It’s fortuitous that you write me today on prayer.  I have a tab open in my browser for a blog article from Chris Fisher on piety to read today, and he is talking about you!

You may be aware, or you may find it surprising, that in a sub-set of modern Stoics, there’s an ample amount of energy spent in displacing the religious nature of the writings we’ve inherited.

Frankly, it seems to be a political issue, and one which no longer holds much interest to me.  If folks want to pretend that words don’t mean what they clearly mean, that’s their prerogative, I suppose.

Moving on…

“As for your former prayers, you may dispense the gods from answering them; offer new prayers; pray for a sound mind and for good health, first of soul and then of body.

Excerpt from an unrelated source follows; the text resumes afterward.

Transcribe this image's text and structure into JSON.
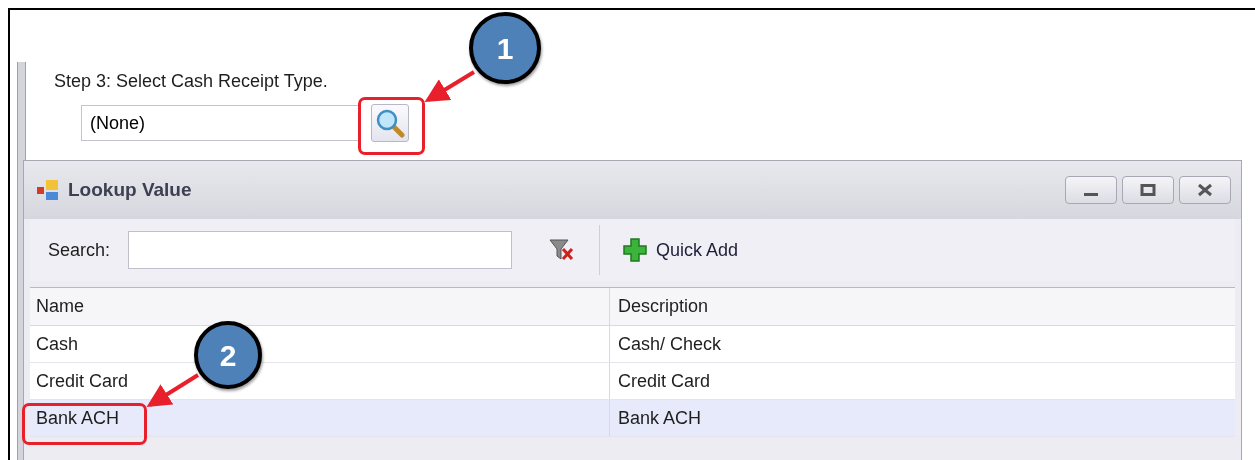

And of course you should offer those prayers frequently. Call boldly upon God; you will not be asking him for that which belongs to another.”

Epictetus extols to us, similarly as you, that we had better attempt to remedy the soul than the body, for it is better to die well, than to live in a state of madness.  This past weekend, I found myself frustrated by the tiniest of problem.  I’ll illustrate just how small by telling you precisely what it was.  While shopping, I wanted to buy two carrots for a lentil soup for this week.  There was an error in ringing them up, and my two small carrots were charged as if they were each a bunch of carrots, totaling about $3 for the two carrots.

I incorrectly (and very quickly) assented to the impression that I was wronged somehow, ignoring that the issue was one of money and carrots (there’s a sentence one never expects to write…), and as a result, my mood was shot.  I tried to call to mind the tenets of our School, but strangely, they were not helping.

It was only when I thought of a friend of mine, who is preparing to endure a (possibly) very long separation from his children that I said, “My friend is saying good-bye to his children, and I’m upset over carrots,” that I was able to find the proper perspective.

I realized, “I’m upset over carrots, and that’s a really  unreasonable situation.”  Indeed, it is better that we focus on healing this soul-malaise, and that is especially driven home to me these days.

“Know that thou art freed from all desires when thou hast reached such a point that thou prayest to God for nothing except what thou canst pray for openly.”

Maybe I’m engaging in some of that “pretending words don’t mean what they clearly mean, but do you mean pray-pray?  Like, on one’s knees, talking to God?  It’s been a long, long time since I’ve done that.  I may have even forgotten how.

“Live among men as if God beheld you; speak with God as if men were listening”

This, I think, I can remember how to do.

Farewell.


Part of Michel Daw’s Reading Plan of Seneca’s Letters.